··· SUPPLIED MATERIAL

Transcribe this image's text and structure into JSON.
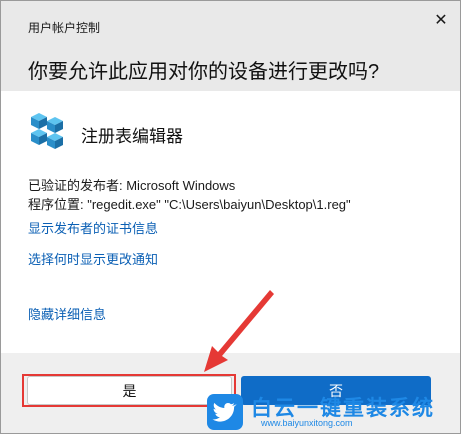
{
  "dialog": {
    "window_title": "用户帐户控制",
    "close_glyph": "✕",
    "question": "你要允许此应用对你的设备进行更改吗?",
    "app_name": "注册表编辑器",
    "app_icon": "regedit-icon",
    "publisher_line": "已验证的发布者: Microsoft Windows",
    "location_line": "程序位置: \"regedit.exe\" \"C:\\Users\\baiyun\\Desktop\\1.reg\"",
    "links": {
      "show_cert": "显示发布者的证书信息",
      "notify_time": "选择何时显示更改通知",
      "hide_details": "隐藏详细信息"
    },
    "buttons": {
      "yes": "是",
      "no": "否"
    },
    "colors": {
      "header_bg": "#e9e9e9",
      "link": "#0a5fb4",
      "primary_button": "#0f6cc7",
      "highlight": "#e53935"
    }
  },
  "watermark": {
    "title": "白云一键重装系统",
    "url": "www.baiyunxitong.com",
    "icon": "twitter-bird-icon"
  }
}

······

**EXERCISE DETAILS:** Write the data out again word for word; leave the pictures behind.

**PROBLEM SOLUTION:**
Transcribe this image's text and structure into JSON.
{
  "dialog": {
    "window_title": "用户帐户控制",
    "close_glyph": "✕",
    "question": "你要允许此应用对你的设备进行更改吗?",
    "app_name": "注册表编辑器",
    "app_icon": "regedit-icon",
    "publisher_line": "已验证的发布者: Microsoft Windows",
    "location_line": "程序位置: \"regedit.exe\" \"C:\\Users\\baiyun\\Desktop\\1.reg\"",
    "links": {
      "show_cert": "显示发布者的证书信息",
      "notify_time": "选择何时显示更改通知",
      "hide_details": "隐藏详细信息"
    },
    "buttons": {
      "yes": "是",
      "no": "否"
    },
    "colors": {
      "header_bg": "#e9e9e9",
      "link": "#0a5fb4",
      "primary_button": "#0f6cc7",
      "highlight": "#e53935"
    }
  },
  "watermark": {
    "title": "白云一键重装系统",
    "url": "www.baiyunxitong.com",
    "icon": "twitter-bird-icon"
  }
}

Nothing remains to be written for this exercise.